--- START ---
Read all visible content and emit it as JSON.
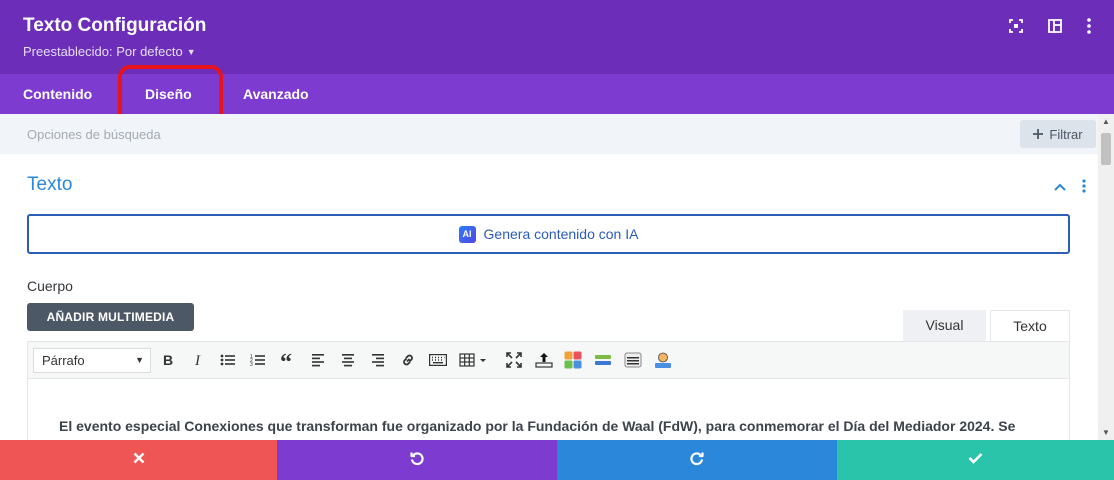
{
  "header": {
    "title": "Texto Configuración",
    "preset": "Preestablecido: Por defecto",
    "icons": [
      "expand-icon",
      "sidebar-layout-icon",
      "more-vertical-icon"
    ]
  },
  "tabs": [
    {
      "label": "Contenido"
    },
    {
      "label": "Diseño"
    },
    {
      "label": "Avanzado"
    }
  ],
  "search": {
    "placeholder": "Opciones de búsqueda",
    "filter_label": "Filtrar"
  },
  "section": {
    "title": "Texto",
    "ai_button": "Genera contenido con IA",
    "ai_badge": "AI",
    "field_label": "Cuerpo",
    "media_button": "AÑADIR MULTIMEDIA"
  },
  "editor": {
    "tabs": {
      "visual": "Visual",
      "text": "Texto"
    },
    "format_select": "Párrafo",
    "content": "El evento especial Conexiones que transforman fue organizado por la Fundación de Waal (FdW), para conmemorar el Día del Mediador 2024. Se"
  },
  "actions": [
    "cancel",
    "undo",
    "redo",
    "save"
  ],
  "colors": {
    "header": "#6c2eb9",
    "tabs": "#7d3bcf",
    "accent_blue": "#2b87da",
    "cancel": "#ef5555",
    "undo": "#7e3bd0",
    "redo": "#2b87da",
    "save": "#29c4a9",
    "highlight": "#e8141c"
  }
}
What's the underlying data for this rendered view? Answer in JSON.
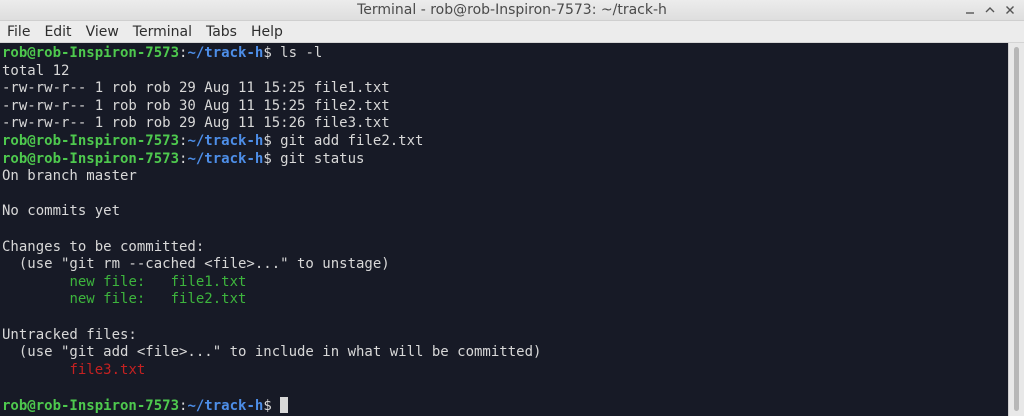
{
  "window": {
    "title": "Terminal - rob@rob-Inspiron-7573: ~/track-h"
  },
  "menu": {
    "items": [
      "File",
      "Edit",
      "View",
      "Terminal",
      "Tabs",
      "Help"
    ]
  },
  "prompt": {
    "user_host": "rob@rob-Inspiron-7573",
    "colon": ":",
    "path": "~/track-h",
    "symbol": "$ "
  },
  "terminal": {
    "cmd1": "ls -l",
    "ls_total": "total 12",
    "ls_line1": "-rw-rw-r-- 1 rob rob 29 Aug 11 15:25 file1.txt",
    "ls_line2": "-rw-rw-r-- 1 rob rob 30 Aug 11 15:25 file2.txt",
    "ls_line3": "-rw-rw-r-- 1 rob rob 29 Aug 11 15:26 file3.txt",
    "cmd2": "git add file2.txt",
    "cmd3": "git status",
    "status_branch": "On branch master",
    "status_commits": "No commits yet",
    "status_changes_header": "Changes to be committed:",
    "status_changes_hint": "  (use \"git rm --cached <file>...\" to unstage)",
    "staged_1": "\tnew file:   file1.txt",
    "staged_2": "\tnew file:   file2.txt",
    "status_untracked_header": "Untracked files:",
    "status_untracked_hint": "  (use \"git add <file>...\" to include in what will be committed)",
    "untracked_1": "\tfile3.txt"
  },
  "colors": {
    "background": "#171a26",
    "prompt_user": "#4ec94e",
    "prompt_path": "#4d8ee8",
    "staged": "#3db53d",
    "untracked": "#c42121"
  }
}
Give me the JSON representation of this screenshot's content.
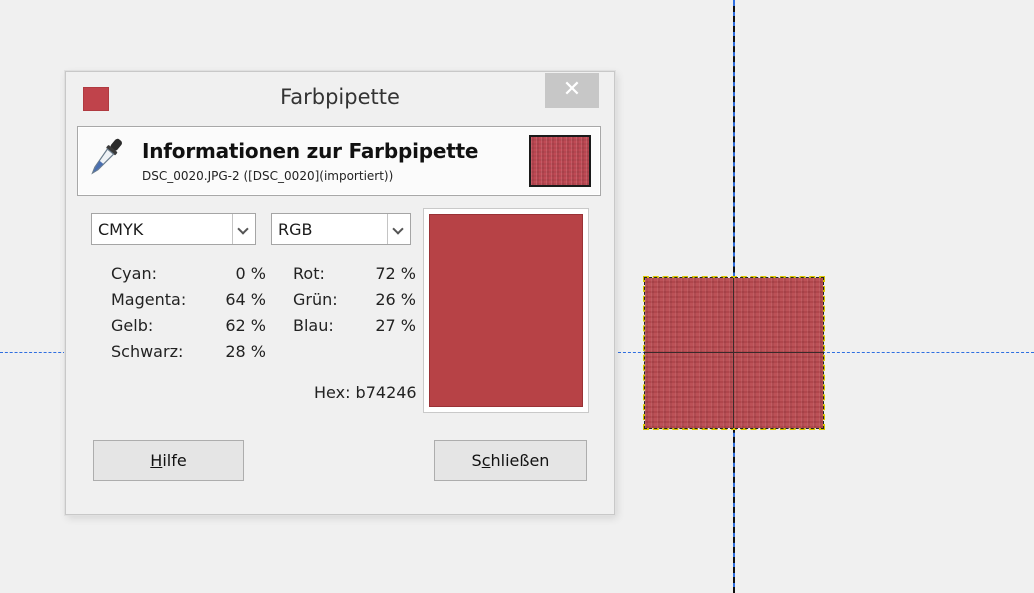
{
  "dialog": {
    "title": "Farbpipette",
    "close_glyph": "✕",
    "colors": {
      "sample": "#b74246",
      "close_button_bg": "#c7c7c7"
    }
  },
  "header": {
    "title": "Informationen zur Farbpipette",
    "subtitle": "DSC_0020.JPG-2 ([DSC_0020](importiert))",
    "icon": "color-picker-icon"
  },
  "left_panel": {
    "mode": "CMYK",
    "rows": [
      {
        "label": "Cyan:",
        "value": "0 %"
      },
      {
        "label": "Magenta:",
        "value": "64 %"
      },
      {
        "label": "Gelb:",
        "value": "62 %"
      },
      {
        "label": "Schwarz:",
        "value": "28 %"
      }
    ]
  },
  "right_panel": {
    "mode": "RGB",
    "rows": [
      {
        "label": "Rot:",
        "value": "72 %"
      },
      {
        "label": "Grün:",
        "value": "26 %"
      },
      {
        "label": "Blau:",
        "value": "27 %"
      }
    ],
    "hex_label": "Hex:",
    "hex_value": "b74246"
  },
  "buttons": {
    "help_mnemonic": "H",
    "help_rest": "ilfe",
    "close_pre": "S",
    "close_mnemonic": "c",
    "close_rest": "hließen"
  }
}
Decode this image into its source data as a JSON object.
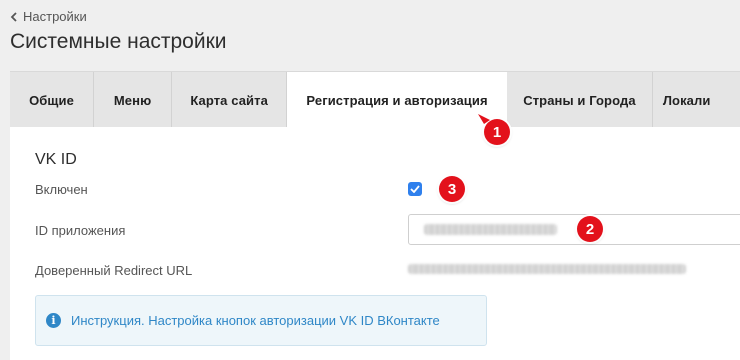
{
  "breadcrumb": {
    "back_label": "Настройки"
  },
  "page_title": "Системные настройки",
  "tabs": [
    {
      "label": "Общие",
      "active": false
    },
    {
      "label": "Меню",
      "active": false
    },
    {
      "label": "Карта сайта",
      "active": false
    },
    {
      "label": "Регистрация и авторизация",
      "active": true
    },
    {
      "label": "Страны и Города",
      "active": false
    },
    {
      "label": "Локали",
      "active": false
    }
  ],
  "section": {
    "title": "VK ID",
    "enabled_label": "Включен",
    "enabled_checked": true,
    "app_id_label": "ID приложения",
    "redirect_label": "Доверенный Redirect URL"
  },
  "info": {
    "text": "Инструкция. Настройка кнопок авторизации VK ID ВКонтакте"
  },
  "markers": {
    "tab": "1",
    "app_id": "2",
    "checkbox": "3"
  },
  "colors": {
    "accent": "#2f80ed",
    "marker": "#e3111b",
    "link": "#2f87c7"
  }
}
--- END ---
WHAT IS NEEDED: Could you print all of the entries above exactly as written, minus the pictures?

WRITTEN SOLUTION:
Read all visible content and emit it as JSON.
{
  "header": {
    "title": "Texto Configuración",
    "preset": "Preestablecido: Por defecto",
    "icons": [
      "expand-icon",
      "sidebar-layout-icon",
      "more-vertical-icon"
    ]
  },
  "tabs": [
    {
      "label": "Contenido"
    },
    {
      "label": "Diseño"
    },
    {
      "label": "Avanzado"
    }
  ],
  "search": {
    "placeholder": "Opciones de búsqueda",
    "filter_label": "Filtrar"
  },
  "section": {
    "title": "Texto",
    "ai_button": "Genera contenido con IA",
    "ai_badge": "AI",
    "field_label": "Cuerpo",
    "media_button": "AÑADIR MULTIMEDIA"
  },
  "editor": {
    "tabs": {
      "visual": "Visual",
      "text": "Texto"
    },
    "format_select": "Párrafo",
    "content": "El evento especial Conexiones que transforman fue organizado por la Fundación de Waal (FdW), para conmemorar el Día del Mediador 2024. Se"
  },
  "actions": [
    "cancel",
    "undo",
    "redo",
    "save"
  ],
  "colors": {
    "header": "#6c2eb9",
    "tabs": "#7d3bcf",
    "accent_blue": "#2b87da",
    "cancel": "#ef5555",
    "undo": "#7e3bd0",
    "redo": "#2b87da",
    "save": "#29c4a9",
    "highlight": "#e8141c"
  }
}
What's the underlying data for this rendered view? Answer in JSON.
{
  "window": {
    "title": "Terminal - rob@rob-Inspiron-7573: ~/track-h"
  },
  "menu": {
    "items": [
      "File",
      "Edit",
      "View",
      "Terminal",
      "Tabs",
      "Help"
    ]
  },
  "prompt": {
    "user_host": "rob@rob-Inspiron-7573",
    "colon": ":",
    "path": "~/track-h",
    "symbol": "$ "
  },
  "terminal": {
    "cmd1": "ls -l",
    "ls_total": "total 12",
    "ls_line1": "-rw-rw-r-- 1 rob rob 29 Aug 11 15:25 file1.txt",
    "ls_line2": "-rw-rw-r-- 1 rob rob 30 Aug 11 15:25 file2.txt",
    "ls_line3": "-rw-rw-r-- 1 rob rob 29 Aug 11 15:26 file3.txt",
    "cmd2": "git add file2.txt",
    "cmd3": "git status",
    "status_branch": "On branch master",
    "status_commits": "No commits yet",
    "status_changes_header": "Changes to be committed:",
    "status_changes_hint": "  (use \"git rm --cached <file>...\" to unstage)",
    "staged_1": "\tnew file:   file1.txt",
    "staged_2": "\tnew file:   file2.txt",
    "status_untracked_header": "Untracked files:",
    "status_untracked_hint": "  (use \"git add <file>...\" to include in what will be committed)",
    "untracked_1": "\tfile3.txt"
  },
  "colors": {
    "background": "#171a26",
    "prompt_user": "#4ec94e",
    "prompt_path": "#4d8ee8",
    "staged": "#3db53d",
    "untracked": "#c42121"
  }
}
Give me the JSON representation of this screenshot's content.
{
  "dialog": {
    "title": "Farbpipette",
    "close_glyph": "✕",
    "colors": {
      "sample": "#b74246",
      "close_button_bg": "#c7c7c7"
    }
  },
  "header": {
    "title": "Informationen zur Farbpipette",
    "subtitle": "DSC_0020.JPG-2 ([DSC_0020](importiert))",
    "icon": "color-picker-icon"
  },
  "left_panel": {
    "mode": "CMYK",
    "rows": [
      {
        "label": "Cyan:",
        "value": "0 %"
      },
      {
        "label": "Magenta:",
        "value": "64 %"
      },
      {
        "label": "Gelb:",
        "value": "62 %"
      },
      {
        "label": "Schwarz:",
        "value": "28 %"
      }
    ]
  },
  "right_panel": {
    "mode": "RGB",
    "rows": [
      {
        "label": "Rot:",
        "value": "72 %"
      },
      {
        "label": "Grün:",
        "value": "26 %"
      },
      {
        "label": "Blau:",
        "value": "27 %"
      }
    ],
    "hex_label": "Hex:",
    "hex_value": "b74246"
  },
  "buttons": {
    "help_mnemonic": "H",
    "help_rest": "ilfe",
    "close_pre": "S",
    "close_mnemonic": "c",
    "close_rest": "hließen"
  }
}
Decode this image into its source data as a JSON object.
{
  "breadcrumb": {
    "back_label": "Настройки"
  },
  "page_title": "Системные настройки",
  "tabs": [
    {
      "label": "Общие",
      "active": false
    },
    {
      "label": "Меню",
      "active": false
    },
    {
      "label": "Карта сайта",
      "active": false
    },
    {
      "label": "Регистрация и авторизация",
      "active": true
    },
    {
      "label": "Страны и Города",
      "active": false
    },
    {
      "label": "Локали",
      "active": false
    }
  ],
  "section": {
    "title": "VK ID",
    "enabled_label": "Включен",
    "enabled_checked": true,
    "app_id_label": "ID приложения",
    "redirect_label": "Доверенный Redirect URL"
  },
  "info": {
    "text": "Инструкция. Настройка кнопок авторизации VK ID ВКонтакте"
  },
  "markers": {
    "tab": "1",
    "app_id": "2",
    "checkbox": "3"
  },
  "colors": {
    "accent": "#2f80ed",
    "marker": "#e3111b",
    "link": "#2f87c7"
  }
}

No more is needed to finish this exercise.